[DATASET RECORDS — start]
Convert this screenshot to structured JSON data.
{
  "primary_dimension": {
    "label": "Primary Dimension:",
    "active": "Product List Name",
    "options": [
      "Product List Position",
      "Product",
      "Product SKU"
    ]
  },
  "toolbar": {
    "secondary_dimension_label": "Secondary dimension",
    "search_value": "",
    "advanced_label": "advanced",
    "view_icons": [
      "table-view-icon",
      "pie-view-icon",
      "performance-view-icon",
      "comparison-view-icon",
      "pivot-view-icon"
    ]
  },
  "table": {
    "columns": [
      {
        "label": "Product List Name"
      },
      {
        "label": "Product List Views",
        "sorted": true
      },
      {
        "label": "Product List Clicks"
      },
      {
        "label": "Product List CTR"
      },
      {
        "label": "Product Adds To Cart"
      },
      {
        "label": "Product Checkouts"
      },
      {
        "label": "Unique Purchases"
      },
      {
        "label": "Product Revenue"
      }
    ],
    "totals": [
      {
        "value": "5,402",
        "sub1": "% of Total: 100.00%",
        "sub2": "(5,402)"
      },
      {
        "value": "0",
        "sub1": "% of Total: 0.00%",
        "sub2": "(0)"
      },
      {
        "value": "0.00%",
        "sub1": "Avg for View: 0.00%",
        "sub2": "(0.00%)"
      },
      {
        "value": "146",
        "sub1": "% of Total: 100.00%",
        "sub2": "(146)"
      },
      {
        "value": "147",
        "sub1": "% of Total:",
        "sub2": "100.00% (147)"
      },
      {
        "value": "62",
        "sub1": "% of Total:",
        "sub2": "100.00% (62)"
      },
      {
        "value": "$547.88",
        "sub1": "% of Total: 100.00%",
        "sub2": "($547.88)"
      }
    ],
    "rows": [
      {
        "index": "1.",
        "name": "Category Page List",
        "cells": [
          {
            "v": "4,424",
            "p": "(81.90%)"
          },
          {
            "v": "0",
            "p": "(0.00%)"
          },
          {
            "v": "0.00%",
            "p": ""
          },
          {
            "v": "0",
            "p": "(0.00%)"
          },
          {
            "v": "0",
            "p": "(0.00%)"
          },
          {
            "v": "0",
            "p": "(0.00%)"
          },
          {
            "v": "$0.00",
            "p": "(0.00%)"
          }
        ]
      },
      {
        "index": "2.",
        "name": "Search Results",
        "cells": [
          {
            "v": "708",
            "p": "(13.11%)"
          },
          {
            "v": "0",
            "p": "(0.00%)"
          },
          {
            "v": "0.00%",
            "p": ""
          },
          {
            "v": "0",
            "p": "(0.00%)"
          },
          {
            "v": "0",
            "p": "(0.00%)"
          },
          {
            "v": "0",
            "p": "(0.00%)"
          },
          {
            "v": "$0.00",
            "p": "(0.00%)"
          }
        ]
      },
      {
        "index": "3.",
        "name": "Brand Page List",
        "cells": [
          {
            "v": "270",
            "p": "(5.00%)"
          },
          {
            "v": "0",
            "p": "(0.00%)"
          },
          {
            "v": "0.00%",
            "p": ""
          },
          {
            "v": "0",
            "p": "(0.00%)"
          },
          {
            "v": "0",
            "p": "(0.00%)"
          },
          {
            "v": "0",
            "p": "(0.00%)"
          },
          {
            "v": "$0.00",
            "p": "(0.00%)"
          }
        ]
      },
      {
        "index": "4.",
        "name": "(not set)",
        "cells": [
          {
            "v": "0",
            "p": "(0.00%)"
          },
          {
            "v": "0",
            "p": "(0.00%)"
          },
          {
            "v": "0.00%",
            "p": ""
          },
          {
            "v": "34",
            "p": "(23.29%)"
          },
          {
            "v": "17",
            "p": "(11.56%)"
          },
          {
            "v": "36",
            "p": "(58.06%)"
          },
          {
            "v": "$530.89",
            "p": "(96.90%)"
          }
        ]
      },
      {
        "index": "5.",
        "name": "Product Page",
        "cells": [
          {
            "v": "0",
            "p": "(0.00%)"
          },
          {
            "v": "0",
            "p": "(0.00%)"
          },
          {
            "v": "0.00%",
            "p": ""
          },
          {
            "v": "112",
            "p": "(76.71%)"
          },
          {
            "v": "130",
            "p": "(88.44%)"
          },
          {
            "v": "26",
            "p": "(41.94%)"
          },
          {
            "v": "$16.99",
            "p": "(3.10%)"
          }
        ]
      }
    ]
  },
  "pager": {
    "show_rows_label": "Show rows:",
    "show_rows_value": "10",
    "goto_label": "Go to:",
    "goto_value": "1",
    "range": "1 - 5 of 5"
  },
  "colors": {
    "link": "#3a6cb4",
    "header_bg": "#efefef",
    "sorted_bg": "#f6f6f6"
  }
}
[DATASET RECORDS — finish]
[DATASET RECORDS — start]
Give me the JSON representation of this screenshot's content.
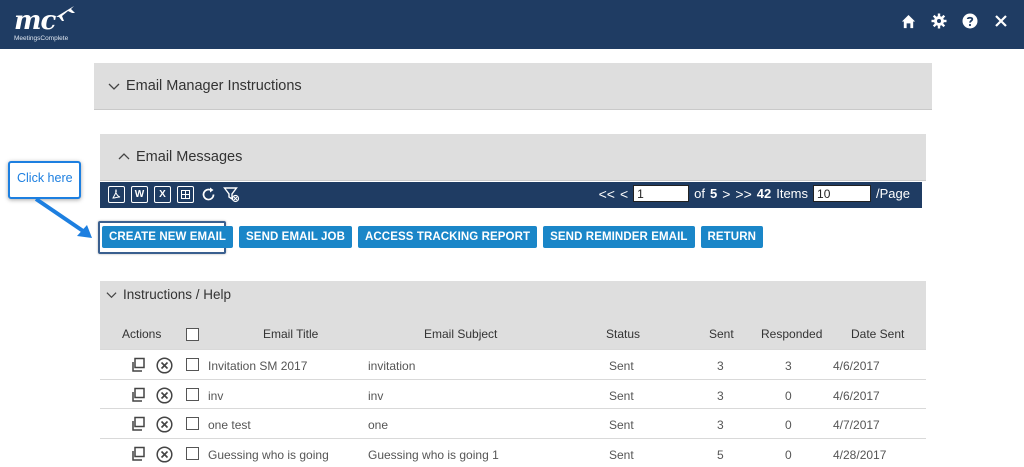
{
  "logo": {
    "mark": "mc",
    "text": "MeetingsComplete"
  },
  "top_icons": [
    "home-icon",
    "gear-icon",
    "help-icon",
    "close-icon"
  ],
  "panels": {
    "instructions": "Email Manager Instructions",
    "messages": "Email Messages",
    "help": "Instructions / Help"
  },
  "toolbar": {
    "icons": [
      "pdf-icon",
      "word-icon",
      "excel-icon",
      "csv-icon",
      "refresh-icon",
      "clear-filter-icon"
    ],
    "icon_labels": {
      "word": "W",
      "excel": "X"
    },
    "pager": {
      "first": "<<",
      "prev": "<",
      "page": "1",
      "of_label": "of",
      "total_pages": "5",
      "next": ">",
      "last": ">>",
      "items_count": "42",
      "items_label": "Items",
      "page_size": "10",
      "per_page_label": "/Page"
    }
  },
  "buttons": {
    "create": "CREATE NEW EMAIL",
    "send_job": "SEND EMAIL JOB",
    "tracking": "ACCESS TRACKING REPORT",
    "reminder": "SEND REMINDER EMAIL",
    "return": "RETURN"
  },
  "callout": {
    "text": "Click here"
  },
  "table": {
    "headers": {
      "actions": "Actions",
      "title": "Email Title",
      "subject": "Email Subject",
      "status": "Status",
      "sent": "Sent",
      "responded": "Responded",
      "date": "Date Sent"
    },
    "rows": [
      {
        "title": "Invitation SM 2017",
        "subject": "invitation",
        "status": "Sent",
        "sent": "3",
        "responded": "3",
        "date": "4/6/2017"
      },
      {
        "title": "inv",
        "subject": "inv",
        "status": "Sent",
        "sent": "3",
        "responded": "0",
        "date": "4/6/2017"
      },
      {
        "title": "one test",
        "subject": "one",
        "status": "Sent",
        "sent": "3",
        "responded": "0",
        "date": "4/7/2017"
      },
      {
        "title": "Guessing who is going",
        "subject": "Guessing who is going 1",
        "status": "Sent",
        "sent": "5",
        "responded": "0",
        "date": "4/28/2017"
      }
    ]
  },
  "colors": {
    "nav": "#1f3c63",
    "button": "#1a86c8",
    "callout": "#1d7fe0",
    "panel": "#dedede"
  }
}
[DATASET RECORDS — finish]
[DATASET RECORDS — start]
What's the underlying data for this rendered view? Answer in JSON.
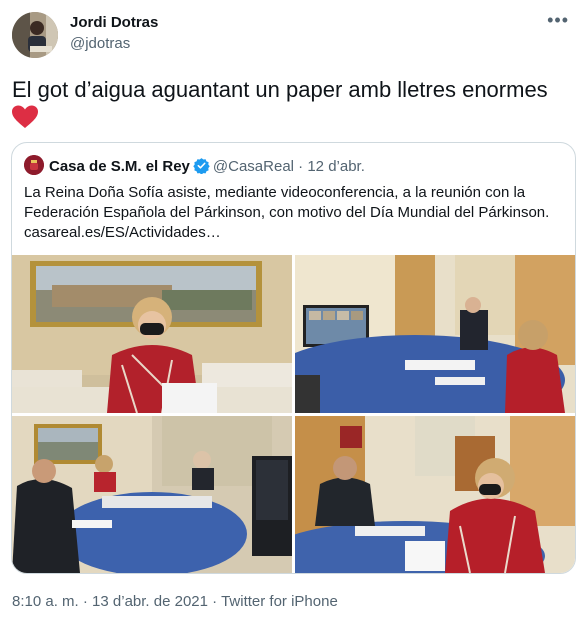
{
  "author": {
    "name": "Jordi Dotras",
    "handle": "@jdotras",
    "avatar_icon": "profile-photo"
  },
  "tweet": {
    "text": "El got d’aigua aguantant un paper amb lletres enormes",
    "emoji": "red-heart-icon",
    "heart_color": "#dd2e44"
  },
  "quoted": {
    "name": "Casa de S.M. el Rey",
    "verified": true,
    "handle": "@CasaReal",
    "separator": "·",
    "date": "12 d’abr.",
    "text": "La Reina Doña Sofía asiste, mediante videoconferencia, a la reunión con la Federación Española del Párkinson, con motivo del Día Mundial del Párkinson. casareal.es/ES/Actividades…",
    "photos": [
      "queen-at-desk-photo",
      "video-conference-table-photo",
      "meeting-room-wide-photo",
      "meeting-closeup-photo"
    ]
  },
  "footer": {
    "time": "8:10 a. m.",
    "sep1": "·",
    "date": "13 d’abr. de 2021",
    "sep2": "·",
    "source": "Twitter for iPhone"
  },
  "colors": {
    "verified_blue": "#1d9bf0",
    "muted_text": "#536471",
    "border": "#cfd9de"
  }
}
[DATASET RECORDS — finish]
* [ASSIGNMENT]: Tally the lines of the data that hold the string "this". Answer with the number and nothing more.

* [REPLY TO THE EXERCISE]: 3